A common goal for many of Kasba's guests is the Triple Crown - trophies of all three species. Last year Jacquie quickly had her trophy pike and grayling, but surprisingly the lake trout was eluding her. She finally did catch it, and in dramatic fashion to boot. Once again she and Grant were fishing the Kazan River with Crash when Grant hooked yet another grayling. As he played it close to the boat a huge shape materialized behind his fish and took a swipe at it. It was a behemoth trout. Jacquie quickly grabbed a spinning rod from the bottom of the boat and flipped out a spoon where the lunker had surfaced. These far northern fish are not only abundant, they're incredibly aggressive. The second her lure splashed down she was tethered to a very large, very powerful lake trout bent on mayhem. For those who believe lake trout are sluggish fighters dredged from the depths on heavy tackle they've never battled one on light spinning tackle in a large northern river. These trout are lean and muscular from a life spent surviving in cold northern currents. The fish immediately peeled 50 yards of line from her reel in a blistering run downstream and Crash was forced to follow with the boat. Soon the runs grew shorter and were punctuated by wide slow head shakes as the fish slowly but surely began to tire. After a protracted battle Jacquie drew the fish close and Crash wrestled it into the boat. Twenty five pounds on the scale, it completed the triple crown with ease!
Kasba is off the grid - far off the grid - yet one its charms is the gourmet quality food their guests enjoy. A true anomaly for such a remote locale. The lodge is renowned for its cuisine with entrees such as prime rib, stuffed pork tenderloin and chicken in filo pastry. No one ever goes hungry when they visit Kasba. Jacquie has enjoyed all of it, but what really stands out for her is the shore lunches. As she said "It's a highlight of our trip every year". For those who have never savoured a meal of freshly caught fish prepared over an open fire that alone is worth the price of admission. Not surprisingly Kasba guides have taken the traditional shore lunch to another level whipping up epicurean delights such as salsa baked trout with cheese, and Thai curried trout with sweet chili potatos. These are men of many talents. "One day", Jacquie said, "we were catching smaller trout in the 3-5 pound class as fast as we could throw out our spoons. Our guide cleaned one in the boat, sliced it up razor thin and marinated it with some lime juice, soya and spices". "We ate it with crackers and it was amazing, something I'll never forget!" Sashimi a la Kasba.
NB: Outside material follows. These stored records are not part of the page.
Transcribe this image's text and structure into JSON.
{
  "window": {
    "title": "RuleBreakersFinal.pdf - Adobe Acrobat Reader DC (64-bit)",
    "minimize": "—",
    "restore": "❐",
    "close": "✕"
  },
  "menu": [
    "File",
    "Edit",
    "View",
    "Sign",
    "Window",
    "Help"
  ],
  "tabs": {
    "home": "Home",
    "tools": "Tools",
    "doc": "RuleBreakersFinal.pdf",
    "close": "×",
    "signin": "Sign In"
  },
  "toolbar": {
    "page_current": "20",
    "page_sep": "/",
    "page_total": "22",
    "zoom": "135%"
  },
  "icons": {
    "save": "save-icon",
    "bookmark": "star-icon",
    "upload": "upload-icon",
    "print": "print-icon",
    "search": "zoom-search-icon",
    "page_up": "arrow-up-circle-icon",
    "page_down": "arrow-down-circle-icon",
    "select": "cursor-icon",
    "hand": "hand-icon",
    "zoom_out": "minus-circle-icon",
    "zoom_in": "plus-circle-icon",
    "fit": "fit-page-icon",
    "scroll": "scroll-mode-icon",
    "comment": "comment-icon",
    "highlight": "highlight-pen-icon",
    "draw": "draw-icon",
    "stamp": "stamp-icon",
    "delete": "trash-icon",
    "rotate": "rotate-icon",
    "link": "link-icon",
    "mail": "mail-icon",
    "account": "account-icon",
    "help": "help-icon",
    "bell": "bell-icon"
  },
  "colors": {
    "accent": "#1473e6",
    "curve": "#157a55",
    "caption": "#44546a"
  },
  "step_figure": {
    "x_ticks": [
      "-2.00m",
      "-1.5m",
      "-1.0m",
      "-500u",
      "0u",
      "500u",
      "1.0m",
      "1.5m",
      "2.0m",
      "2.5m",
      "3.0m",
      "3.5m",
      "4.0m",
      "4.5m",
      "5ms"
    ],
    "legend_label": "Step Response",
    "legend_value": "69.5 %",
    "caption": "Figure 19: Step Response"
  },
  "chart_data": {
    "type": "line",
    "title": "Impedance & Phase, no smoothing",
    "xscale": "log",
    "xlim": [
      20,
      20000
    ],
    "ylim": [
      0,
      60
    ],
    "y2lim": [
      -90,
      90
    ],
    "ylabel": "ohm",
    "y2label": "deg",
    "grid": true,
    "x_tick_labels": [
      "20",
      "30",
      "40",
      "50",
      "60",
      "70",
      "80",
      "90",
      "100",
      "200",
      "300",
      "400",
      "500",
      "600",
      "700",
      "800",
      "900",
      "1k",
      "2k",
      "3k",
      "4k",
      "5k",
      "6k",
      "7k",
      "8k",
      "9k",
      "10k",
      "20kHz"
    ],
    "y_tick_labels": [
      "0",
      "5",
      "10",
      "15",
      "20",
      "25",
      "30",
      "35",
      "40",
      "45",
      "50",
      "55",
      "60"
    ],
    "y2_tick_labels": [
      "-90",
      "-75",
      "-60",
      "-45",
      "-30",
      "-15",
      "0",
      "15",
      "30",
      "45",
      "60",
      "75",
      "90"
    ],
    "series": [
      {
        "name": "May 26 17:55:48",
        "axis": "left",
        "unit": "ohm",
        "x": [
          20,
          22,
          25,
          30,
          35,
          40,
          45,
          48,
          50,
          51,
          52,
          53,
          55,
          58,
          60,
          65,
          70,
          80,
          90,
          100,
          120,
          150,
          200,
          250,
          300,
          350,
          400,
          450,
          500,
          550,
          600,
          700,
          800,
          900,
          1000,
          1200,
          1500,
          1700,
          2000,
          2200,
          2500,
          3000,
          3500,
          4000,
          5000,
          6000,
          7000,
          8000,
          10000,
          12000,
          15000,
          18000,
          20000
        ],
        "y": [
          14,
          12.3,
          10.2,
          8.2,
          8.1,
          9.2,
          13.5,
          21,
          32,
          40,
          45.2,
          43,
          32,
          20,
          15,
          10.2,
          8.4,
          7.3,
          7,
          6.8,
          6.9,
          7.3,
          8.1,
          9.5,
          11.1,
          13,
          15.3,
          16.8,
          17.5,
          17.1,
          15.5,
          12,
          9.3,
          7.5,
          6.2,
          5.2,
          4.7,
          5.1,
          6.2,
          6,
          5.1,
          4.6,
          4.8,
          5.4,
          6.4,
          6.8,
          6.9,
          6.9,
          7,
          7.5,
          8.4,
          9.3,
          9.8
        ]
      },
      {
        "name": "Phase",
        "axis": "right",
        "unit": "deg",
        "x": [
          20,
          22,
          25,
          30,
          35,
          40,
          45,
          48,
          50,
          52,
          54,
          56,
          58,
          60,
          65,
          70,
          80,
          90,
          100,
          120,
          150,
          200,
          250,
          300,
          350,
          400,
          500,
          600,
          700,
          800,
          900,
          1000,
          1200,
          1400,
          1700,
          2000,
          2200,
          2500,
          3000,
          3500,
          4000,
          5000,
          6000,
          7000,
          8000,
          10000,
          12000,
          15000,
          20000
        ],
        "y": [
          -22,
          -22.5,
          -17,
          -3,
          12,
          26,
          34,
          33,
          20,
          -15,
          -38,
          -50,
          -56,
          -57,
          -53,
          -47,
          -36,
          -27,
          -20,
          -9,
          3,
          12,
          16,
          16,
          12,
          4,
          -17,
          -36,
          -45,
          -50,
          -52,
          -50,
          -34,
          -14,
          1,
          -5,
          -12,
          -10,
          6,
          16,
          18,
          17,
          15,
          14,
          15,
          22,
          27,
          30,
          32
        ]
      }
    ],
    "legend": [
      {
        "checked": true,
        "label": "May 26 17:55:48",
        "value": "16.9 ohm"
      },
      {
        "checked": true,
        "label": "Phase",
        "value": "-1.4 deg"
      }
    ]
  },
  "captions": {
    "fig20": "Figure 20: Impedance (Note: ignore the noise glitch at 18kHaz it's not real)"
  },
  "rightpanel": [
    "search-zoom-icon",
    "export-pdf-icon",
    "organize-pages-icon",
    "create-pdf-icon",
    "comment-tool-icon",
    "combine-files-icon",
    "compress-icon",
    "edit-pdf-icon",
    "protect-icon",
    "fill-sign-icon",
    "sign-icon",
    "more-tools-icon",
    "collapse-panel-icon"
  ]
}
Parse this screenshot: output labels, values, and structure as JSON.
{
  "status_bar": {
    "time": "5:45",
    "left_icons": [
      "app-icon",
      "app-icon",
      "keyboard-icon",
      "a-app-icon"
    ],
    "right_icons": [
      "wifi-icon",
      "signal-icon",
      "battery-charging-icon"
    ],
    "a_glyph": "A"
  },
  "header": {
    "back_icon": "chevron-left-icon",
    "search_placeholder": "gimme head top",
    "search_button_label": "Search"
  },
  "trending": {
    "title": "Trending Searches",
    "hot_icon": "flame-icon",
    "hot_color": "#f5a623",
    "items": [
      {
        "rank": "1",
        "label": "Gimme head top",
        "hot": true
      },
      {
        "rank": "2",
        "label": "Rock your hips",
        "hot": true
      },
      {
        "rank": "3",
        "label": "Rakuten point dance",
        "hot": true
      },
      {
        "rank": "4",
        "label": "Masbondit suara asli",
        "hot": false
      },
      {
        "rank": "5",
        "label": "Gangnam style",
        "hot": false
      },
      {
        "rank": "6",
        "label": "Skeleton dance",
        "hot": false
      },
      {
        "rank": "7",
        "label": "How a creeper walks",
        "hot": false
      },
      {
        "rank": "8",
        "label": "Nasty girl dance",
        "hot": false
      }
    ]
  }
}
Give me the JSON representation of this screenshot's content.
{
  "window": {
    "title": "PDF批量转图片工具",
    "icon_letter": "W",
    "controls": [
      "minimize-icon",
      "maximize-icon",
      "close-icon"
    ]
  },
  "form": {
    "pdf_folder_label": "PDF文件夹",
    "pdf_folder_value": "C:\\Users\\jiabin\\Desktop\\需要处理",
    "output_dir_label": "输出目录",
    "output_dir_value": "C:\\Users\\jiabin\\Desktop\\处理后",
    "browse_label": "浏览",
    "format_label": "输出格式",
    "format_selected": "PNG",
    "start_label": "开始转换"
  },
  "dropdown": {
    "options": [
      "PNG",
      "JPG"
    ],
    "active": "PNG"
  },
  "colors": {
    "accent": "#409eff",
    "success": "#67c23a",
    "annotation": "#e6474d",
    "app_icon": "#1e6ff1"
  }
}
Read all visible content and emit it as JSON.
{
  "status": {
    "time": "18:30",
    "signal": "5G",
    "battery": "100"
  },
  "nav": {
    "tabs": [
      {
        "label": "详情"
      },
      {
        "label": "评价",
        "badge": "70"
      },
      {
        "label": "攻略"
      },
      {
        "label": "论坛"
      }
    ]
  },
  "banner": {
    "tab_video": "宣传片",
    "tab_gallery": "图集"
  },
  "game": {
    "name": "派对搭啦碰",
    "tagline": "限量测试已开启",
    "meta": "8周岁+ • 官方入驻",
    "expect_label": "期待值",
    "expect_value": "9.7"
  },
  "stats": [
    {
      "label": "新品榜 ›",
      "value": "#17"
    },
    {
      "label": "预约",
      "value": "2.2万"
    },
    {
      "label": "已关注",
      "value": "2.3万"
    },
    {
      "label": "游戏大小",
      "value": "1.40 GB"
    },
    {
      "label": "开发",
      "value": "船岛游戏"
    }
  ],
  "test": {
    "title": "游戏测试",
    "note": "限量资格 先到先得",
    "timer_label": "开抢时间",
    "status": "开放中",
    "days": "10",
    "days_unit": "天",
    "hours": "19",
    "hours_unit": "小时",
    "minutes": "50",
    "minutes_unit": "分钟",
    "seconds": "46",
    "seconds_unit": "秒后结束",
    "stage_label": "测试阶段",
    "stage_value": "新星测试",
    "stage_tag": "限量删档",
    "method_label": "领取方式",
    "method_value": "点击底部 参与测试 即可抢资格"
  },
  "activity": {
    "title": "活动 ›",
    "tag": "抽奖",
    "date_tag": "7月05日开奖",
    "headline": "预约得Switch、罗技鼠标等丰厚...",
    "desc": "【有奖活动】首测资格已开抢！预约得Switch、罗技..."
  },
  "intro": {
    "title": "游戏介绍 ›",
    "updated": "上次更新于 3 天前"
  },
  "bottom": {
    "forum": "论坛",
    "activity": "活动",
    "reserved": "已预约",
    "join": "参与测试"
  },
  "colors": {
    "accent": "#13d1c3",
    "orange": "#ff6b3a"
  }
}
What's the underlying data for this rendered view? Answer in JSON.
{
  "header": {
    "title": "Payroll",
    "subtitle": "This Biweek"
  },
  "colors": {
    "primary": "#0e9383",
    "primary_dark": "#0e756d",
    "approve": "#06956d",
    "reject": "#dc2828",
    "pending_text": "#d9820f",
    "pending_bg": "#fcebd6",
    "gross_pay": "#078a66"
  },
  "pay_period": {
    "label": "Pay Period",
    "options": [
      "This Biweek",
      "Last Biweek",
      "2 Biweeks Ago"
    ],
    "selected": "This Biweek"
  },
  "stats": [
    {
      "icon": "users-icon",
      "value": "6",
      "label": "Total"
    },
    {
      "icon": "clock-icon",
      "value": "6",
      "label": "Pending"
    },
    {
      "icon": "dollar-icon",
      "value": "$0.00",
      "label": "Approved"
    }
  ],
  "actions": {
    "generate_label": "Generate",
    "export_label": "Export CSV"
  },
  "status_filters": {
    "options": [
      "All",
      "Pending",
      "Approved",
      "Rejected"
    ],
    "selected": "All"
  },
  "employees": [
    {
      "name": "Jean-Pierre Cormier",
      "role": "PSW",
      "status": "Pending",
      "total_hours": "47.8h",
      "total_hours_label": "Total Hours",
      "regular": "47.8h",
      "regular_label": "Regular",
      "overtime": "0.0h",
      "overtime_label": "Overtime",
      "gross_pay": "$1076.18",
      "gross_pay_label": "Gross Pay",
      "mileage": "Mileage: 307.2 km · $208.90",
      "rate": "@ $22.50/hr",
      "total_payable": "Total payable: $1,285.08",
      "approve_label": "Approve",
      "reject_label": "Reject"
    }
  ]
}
Opulence In The Outback
There's no denying that as one gets older one tends to appreciate the finer things in life. Coming from a female's perspective, even one as outdoorsy as Jacquie, the amenities offered at Kasba are welcomed. Every cabin is private, well appointed and facing the water with a spectacular view. The comfortable main lodge is a popular gathering place among guests each evening. As Jacquie noted "we'll get together after dinner around the bar swapping stories and often someone will even pull out a guitar". "It's great fun!" "The camaraderie and friendliness of everyone is a big reason why I return every year." Beyond the welcoming atmosphere Jacquie has always felt safe. "I like to run and most evenings I'll lace up my sneakers and jog along the gravel airstrip behind the lodge". "Never once have I felt threatened or unsafe which is amazing considering just how remote Kasba really is. It's like a second home - I just love it!"
That sums up the Kasba experience perfectly.